[Data records for software interfaces]
# # #
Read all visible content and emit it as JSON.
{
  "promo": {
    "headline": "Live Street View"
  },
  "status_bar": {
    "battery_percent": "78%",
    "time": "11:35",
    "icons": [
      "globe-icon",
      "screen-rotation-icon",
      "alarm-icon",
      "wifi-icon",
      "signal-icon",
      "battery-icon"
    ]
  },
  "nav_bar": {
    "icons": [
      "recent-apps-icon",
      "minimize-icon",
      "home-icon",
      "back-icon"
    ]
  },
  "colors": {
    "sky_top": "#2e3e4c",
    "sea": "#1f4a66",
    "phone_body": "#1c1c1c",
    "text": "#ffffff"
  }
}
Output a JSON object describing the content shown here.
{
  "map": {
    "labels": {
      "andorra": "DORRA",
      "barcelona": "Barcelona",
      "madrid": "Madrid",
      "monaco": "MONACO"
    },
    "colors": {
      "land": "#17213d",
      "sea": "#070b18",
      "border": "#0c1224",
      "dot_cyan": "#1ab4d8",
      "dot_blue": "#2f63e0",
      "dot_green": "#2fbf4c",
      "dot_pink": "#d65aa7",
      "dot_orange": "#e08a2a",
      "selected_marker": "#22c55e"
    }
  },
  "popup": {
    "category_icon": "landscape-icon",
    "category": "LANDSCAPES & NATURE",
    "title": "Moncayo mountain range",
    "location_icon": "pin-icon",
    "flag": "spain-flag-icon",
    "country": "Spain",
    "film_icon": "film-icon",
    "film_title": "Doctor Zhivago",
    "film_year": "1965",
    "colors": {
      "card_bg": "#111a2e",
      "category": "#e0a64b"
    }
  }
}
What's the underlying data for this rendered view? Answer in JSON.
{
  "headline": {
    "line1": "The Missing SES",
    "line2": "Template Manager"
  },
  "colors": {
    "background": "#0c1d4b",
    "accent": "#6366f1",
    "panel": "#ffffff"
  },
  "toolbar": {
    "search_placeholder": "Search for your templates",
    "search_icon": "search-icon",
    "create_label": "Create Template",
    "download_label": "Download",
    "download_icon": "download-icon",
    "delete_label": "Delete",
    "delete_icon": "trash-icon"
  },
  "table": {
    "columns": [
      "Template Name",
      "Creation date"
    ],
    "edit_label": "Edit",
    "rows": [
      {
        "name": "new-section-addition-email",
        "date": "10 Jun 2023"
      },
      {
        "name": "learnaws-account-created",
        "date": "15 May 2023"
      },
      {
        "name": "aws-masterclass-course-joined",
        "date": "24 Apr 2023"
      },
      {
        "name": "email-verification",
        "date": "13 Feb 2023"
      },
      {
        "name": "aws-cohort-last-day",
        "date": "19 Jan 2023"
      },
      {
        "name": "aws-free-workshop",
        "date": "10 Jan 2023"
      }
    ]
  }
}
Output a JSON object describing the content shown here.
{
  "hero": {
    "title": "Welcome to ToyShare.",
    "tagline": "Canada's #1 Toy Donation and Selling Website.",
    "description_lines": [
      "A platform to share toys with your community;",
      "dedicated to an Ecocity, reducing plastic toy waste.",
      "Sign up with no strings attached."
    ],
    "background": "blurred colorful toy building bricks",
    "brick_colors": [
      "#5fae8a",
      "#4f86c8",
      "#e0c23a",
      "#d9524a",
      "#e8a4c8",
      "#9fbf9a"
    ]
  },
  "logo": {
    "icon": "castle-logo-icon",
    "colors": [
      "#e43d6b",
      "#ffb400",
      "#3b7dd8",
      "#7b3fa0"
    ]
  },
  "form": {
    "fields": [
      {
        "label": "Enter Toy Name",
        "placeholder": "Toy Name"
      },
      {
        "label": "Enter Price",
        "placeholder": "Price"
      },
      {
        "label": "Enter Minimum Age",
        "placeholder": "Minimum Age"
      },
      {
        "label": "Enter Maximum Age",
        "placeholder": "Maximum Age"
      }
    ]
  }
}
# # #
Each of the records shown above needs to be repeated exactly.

Read all visible content and emit it as JSON.
{
  "promo": {
    "headline": "Live Street View"
  },
  "status_bar": {
    "battery_percent": "78%",
    "time": "11:35",
    "icons": [
      "globe-icon",
      "screen-rotation-icon",
      "alarm-icon",
      "wifi-icon",
      "signal-icon",
      "battery-icon"
    ]
  },
  "nav_bar": {
    "icons": [
      "recent-apps-icon",
      "minimize-icon",
      "home-icon",
      "back-icon"
    ]
  },
  "colors": {
    "sky_top": "#2e3e4c",
    "sea": "#1f4a66",
    "phone_body": "#1c1c1c",
    "text": "#ffffff"
  }
}
Output a JSON object describing the content shown here.
{
  "map": {
    "labels": {
      "andorra": "DORRA",
      "barcelona": "Barcelona",
      "madrid": "Madrid",
      "monaco": "MONACO"
    },
    "colors": {
      "land": "#17213d",
      "sea": "#070b18",
      "border": "#0c1224",
      "dot_cyan": "#1ab4d8",
      "dot_blue": "#2f63e0",
      "dot_green": "#2fbf4c",
      "dot_pink": "#d65aa7",
      "dot_orange": "#e08a2a",
      "selected_marker": "#22c55e"
    }
  },
  "popup": {
    "category_icon": "landscape-icon",
    "category": "LANDSCAPES & NATURE",
    "title": "Moncayo mountain range",
    "location_icon": "pin-icon",
    "flag": "spain-flag-icon",
    "country": "Spain",
    "film_icon": "film-icon",
    "film_title": "Doctor Zhivago",
    "film_year": "1965",
    "colors": {
      "card_bg": "#111a2e",
      "category": "#e0a64b"
    }
  }
}
What's the underlying data for this rendered view? Answer in JSON.
{
  "headline": {
    "line1": "The Missing SES",
    "line2": "Template Manager"
  },
  "colors": {
    "background": "#0c1d4b",
    "accent": "#6366f1",
    "panel": "#ffffff"
  },
  "toolbar": {
    "search_placeholder": "Search for your templates",
    "search_icon": "search-icon",
    "create_label": "Create Template",
    "download_label": "Download",
    "download_icon": "download-icon",
    "delete_label": "Delete",
    "delete_icon": "trash-icon"
  },
  "table": {
    "columns": [
      "Template Name",
      "Creation date"
    ],
    "edit_label": "Edit",
    "rows": [
      {
        "name": "new-section-addition-email",
        "date": "10 Jun 2023"
      },
      {
        "name": "learnaws-account-created",
        "date": "15 May 2023"
      },
      {
        "name": "aws-masterclass-course-joined",
        "date": "24 Apr 2023"
      },
      {
        "name": "email-verification",
        "date": "13 Feb 2023"
      },
      {
        "name": "aws-cohort-last-day",
        "date": "19 Jan 2023"
      },
      {
        "name": "aws-free-workshop",
        "date": "10 Jan 2023"
      }
    ]
  }
}
Output a JSON object describing the content shown here.
{
  "hero": {
    "title": "Welcome to ToyShare.",
    "tagline": "Canada's #1 Toy Donation and Selling Website.",
    "description_lines": [
      "A platform to share toys with your community;",
      "dedicated to an Ecocity, reducing plastic toy waste.",
      "Sign up with no strings attached."
    ],
    "background": "blurred colorful toy building bricks",
    "brick_colors": [
      "#5fae8a",
      "#4f86c8",
      "#e0c23a",
      "#d9524a",
      "#e8a4c8",
      "#9fbf9a"
    ]
  },
  "logo": {
    "icon": "castle-logo-icon",
    "colors": [
      "#e43d6b",
      "#ffb400",
      "#3b7dd8",
      "#7b3fa0"
    ]
  },
  "form": {
    "fields": [
      {
        "label": "Enter Toy Name",
        "placeholder": "Toy Name"
      },
      {
        "label": "Enter Price",
        "placeholder": "Price"
      },
      {
        "label": "Enter Minimum Age",
        "placeholder": "Minimum Age"
      },
      {
        "label": "Enter Maximum Age",
        "placeholder": "Maximum Age"
      }
    ]
  }
}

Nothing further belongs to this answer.